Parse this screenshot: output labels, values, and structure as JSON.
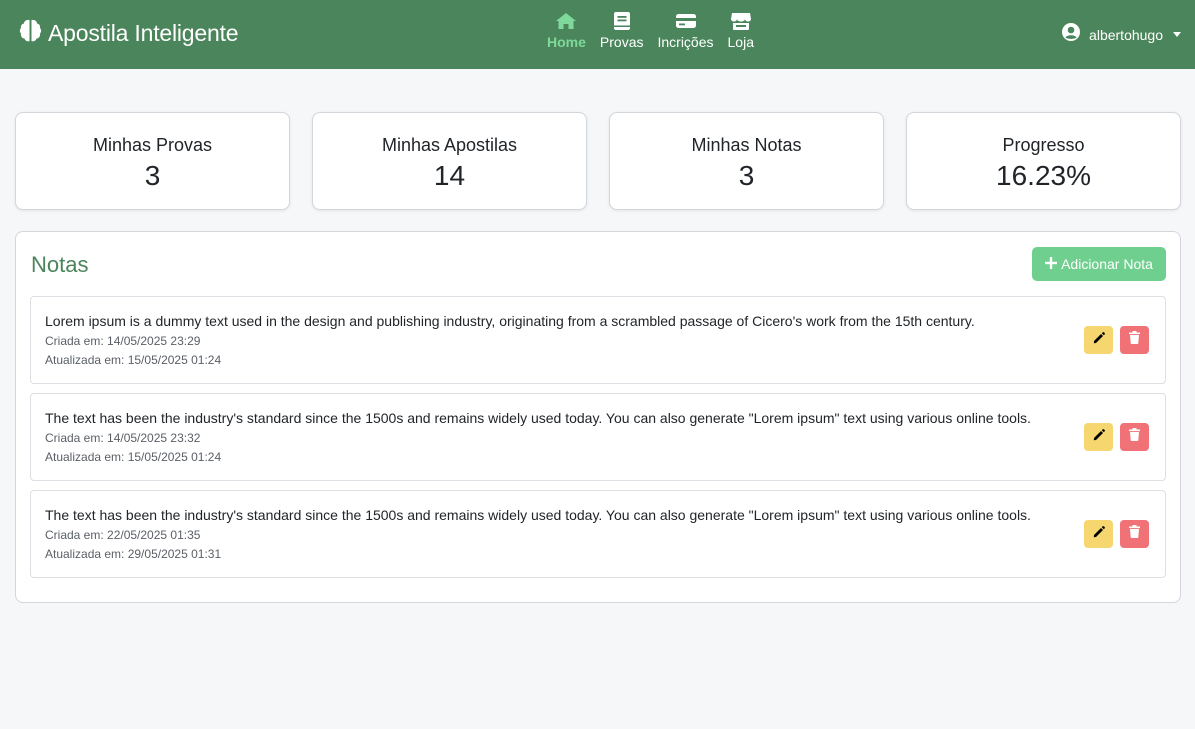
{
  "navbar": {
    "brand": "Apostila Inteligente",
    "items": [
      {
        "label": "Home",
        "icon": "home-icon",
        "active": true
      },
      {
        "label": "Provas",
        "icon": "book-icon",
        "active": false
      },
      {
        "label": "Incrições",
        "icon": "card-icon",
        "active": false
      },
      {
        "label": "Loja",
        "icon": "store-icon",
        "active": false
      }
    ],
    "user": "albertohugo"
  },
  "stats": [
    {
      "title": "Minhas Provas",
      "value": "3"
    },
    {
      "title": "Minhas Apostilas",
      "value": "14"
    },
    {
      "title": "Minhas Notas",
      "value": "3"
    },
    {
      "title": "Progresso",
      "value": "16.23%"
    }
  ],
  "notes": {
    "title": "Notas",
    "add_label": "Adicionar Nota",
    "items": [
      {
        "text": "Lorem ipsum is a dummy text used in the design and publishing industry, originating from a scrambled passage of Cicero's work from the 15th century.",
        "created": "Criada em: 14/05/2025 23:29",
        "updated": "Atualizada em: 15/05/2025 01:24"
      },
      {
        "text": "The text has been the industry's standard since the 1500s and remains widely used today. You can also generate \"Lorem ipsum\" text using various online tools.",
        "created": "Criada em: 14/05/2025 23:32",
        "updated": "Atualizada em: 15/05/2025 01:24"
      },
      {
        "text": "The text has been the industry's standard since the 1500s and remains widely used today. You can also generate \"Lorem ipsum\" text using various online tools.",
        "created": "Criada em: 22/05/2025 01:35",
        "updated": "Atualizada em: 29/05/2025 01:31"
      }
    ]
  },
  "colors": {
    "navbar": "#4b855b",
    "active_nav": "#7fd99a",
    "add_button": "#6fcf8e",
    "edit_button": "#f6d66e",
    "delete_button": "#f07176"
  }
}
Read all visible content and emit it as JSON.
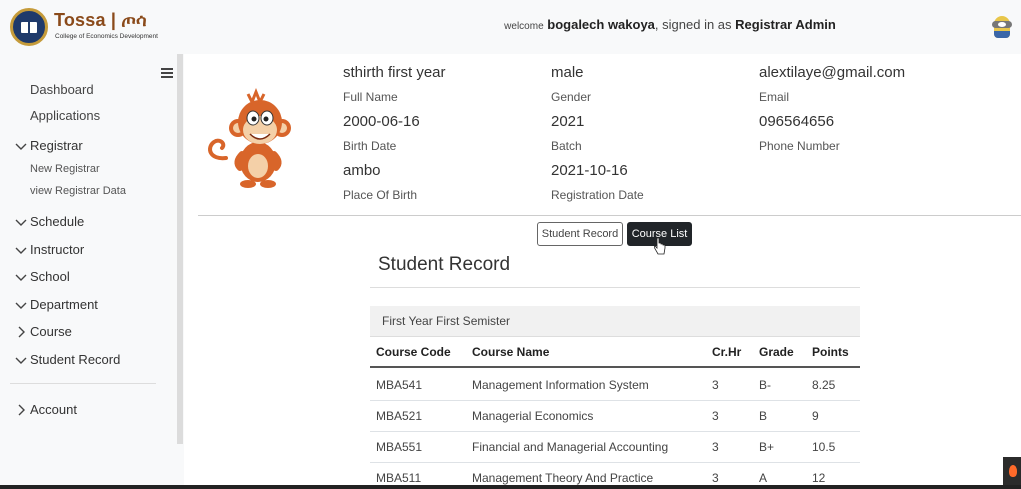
{
  "header": {
    "brand_title": "Tossa | ጦሳ",
    "brand_subtitle": "College of Economics Development",
    "welcome_prefix": "welcome",
    "user_name": "bogalech wakoya",
    "signed_in_text": ", signed in as",
    "role": "Registrar Admin"
  },
  "sidebar": {
    "dashboard": "Dashboard",
    "applications": "Applications",
    "registrar": "Registrar",
    "new_registrar": "New Registrar",
    "view_registrar_data": "view Registrar Data",
    "schedule": "Schedule",
    "instructor": "Instructor",
    "school": "School",
    "department": "Department",
    "course": "Course",
    "student_record": "Student Record",
    "account": "Account"
  },
  "profile": {
    "full_name": "sthirth first year",
    "full_name_label": "Full Name",
    "gender": "male",
    "gender_label": "Gender",
    "email": "alextilaye@gmail.com",
    "email_label": "Email",
    "birth_date": "2000-06-16",
    "birth_date_label": "Birth Date",
    "batch": "2021",
    "batch_label": "Batch",
    "phone": "096564656",
    "phone_label": "Phone Number",
    "place_of_birth": "ambo",
    "place_of_birth_label": "Place Of Birth",
    "registration_date": "2021-10-16",
    "registration_date_label": "Registration Date"
  },
  "buttons": {
    "student_record": "Student Record",
    "course_list": "Course List"
  },
  "record": {
    "title": "Student Record",
    "semester": "First Year First Semister",
    "columns": [
      "Course Code",
      "Course Name",
      "Cr.Hr",
      "Grade",
      "Points"
    ],
    "rows": [
      [
        "MBA541",
        "Management Information System",
        "3",
        "B-",
        "8.25"
      ],
      [
        "MBA521",
        "Managerial Economics",
        "3",
        "B",
        "9"
      ],
      [
        "MBA551",
        "Financial and Managerial Accounting",
        "3",
        "B+",
        "10.5"
      ],
      [
        "MBA511",
        "Management Theory And Practice",
        "3",
        "A",
        "12"
      ]
    ]
  },
  "colors": {
    "brand": "#8a4a1a",
    "dark_button": "#212529",
    "logo_ring": "#c59b3a"
  }
}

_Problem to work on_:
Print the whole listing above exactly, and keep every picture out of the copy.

_Finished exercise_:
Parse this screenshot: output labels, values, and structure as JSON.
{
  "navbar": {
    "brand": "Apostila Inteligente",
    "items": [
      {
        "label": "Home",
        "icon": "home-icon",
        "active": true
      },
      {
        "label": "Provas",
        "icon": "book-icon",
        "active": false
      },
      {
        "label": "Incrições",
        "icon": "card-icon",
        "active": false
      },
      {
        "label": "Loja",
        "icon": "store-icon",
        "active": false
      }
    ],
    "user": "albertohugo"
  },
  "stats": [
    {
      "title": "Minhas Provas",
      "value": "3"
    },
    {
      "title": "Minhas Apostilas",
      "value": "14"
    },
    {
      "title": "Minhas Notas",
      "value": "3"
    },
    {
      "title": "Progresso",
      "value": "16.23%"
    }
  ],
  "notes": {
    "title": "Notas",
    "add_label": "Adicionar Nota",
    "items": [
      {
        "text": "Lorem ipsum is a dummy text used in the design and publishing industry, originating from a scrambled passage of Cicero's work from the 15th century.",
        "created": "Criada em: 14/05/2025 23:29",
        "updated": "Atualizada em: 15/05/2025 01:24"
      },
      {
        "text": "The text has been the industry's standard since the 1500s and remains widely used today. You can also generate \"Lorem ipsum\" text using various online tools.",
        "created": "Criada em: 14/05/2025 23:32",
        "updated": "Atualizada em: 15/05/2025 01:24"
      },
      {
        "text": "The text has been the industry's standard since the 1500s and remains widely used today. You can also generate \"Lorem ipsum\" text using various online tools.",
        "created": "Criada em: 22/05/2025 01:35",
        "updated": "Atualizada em: 29/05/2025 01:31"
      }
    ]
  },
  "colors": {
    "navbar": "#4b855b",
    "active_nav": "#7fd99a",
    "add_button": "#6fcf8e",
    "edit_button": "#f6d66e",
    "delete_button": "#f07176"
  }
}
Read all visible content and emit it as JSON.
{
  "header": {
    "brand_title": "Tossa | ጦሳ",
    "brand_subtitle": "College of Economics Development",
    "welcome_prefix": "welcome",
    "user_name": "bogalech wakoya",
    "signed_in_text": ", signed in as",
    "role": "Registrar Admin"
  },
  "sidebar": {
    "dashboard": "Dashboard",
    "applications": "Applications",
    "registrar": "Registrar",
    "new_registrar": "New Registrar",
    "view_registrar_data": "view Registrar Data",
    "schedule": "Schedule",
    "instructor": "Instructor",
    "school": "School",
    "department": "Department",
    "course": "Course",
    "student_record": "Student Record",
    "account": "Account"
  },
  "profile": {
    "full_name": "sthirth first year",
    "full_name_label": "Full Name",
    "gender": "male",
    "gender_label": "Gender",
    "email": "alextilaye@gmail.com",
    "email_label": "Email",
    "birth_date": "2000-06-16",
    "birth_date_label": "Birth Date",
    "batch": "2021",
    "batch_label": "Batch",
    "phone": "096564656",
    "phone_label": "Phone Number",
    "place_of_birth": "ambo",
    "place_of_birth_label": "Place Of Birth",
    "registration_date": "2021-10-16",
    "registration_date_label": "Registration Date"
  },
  "buttons": {
    "student_record": "Student Record",
    "course_list": "Course List"
  },
  "record": {
    "title": "Student Record",
    "semester": "First Year First Semister",
    "columns": [
      "Course Code",
      "Course Name",
      "Cr.Hr",
      "Grade",
      "Points"
    ],
    "rows": [
      [
        "MBA541",
        "Management Information System",
        "3",
        "B-",
        "8.25"
      ],
      [
        "MBA521",
        "Managerial Economics",
        "3",
        "B",
        "9"
      ],
      [
        "MBA551",
        "Financial and Managerial Accounting",
        "3",
        "B+",
        "10.5"
      ],
      [
        "MBA511",
        "Management Theory And Practice",
        "3",
        "A",
        "12"
      ]
    ]
  },
  "colors": {
    "brand": "#8a4a1a",
    "dark_button": "#212529",
    "logo_ring": "#c59b3a"
  }
}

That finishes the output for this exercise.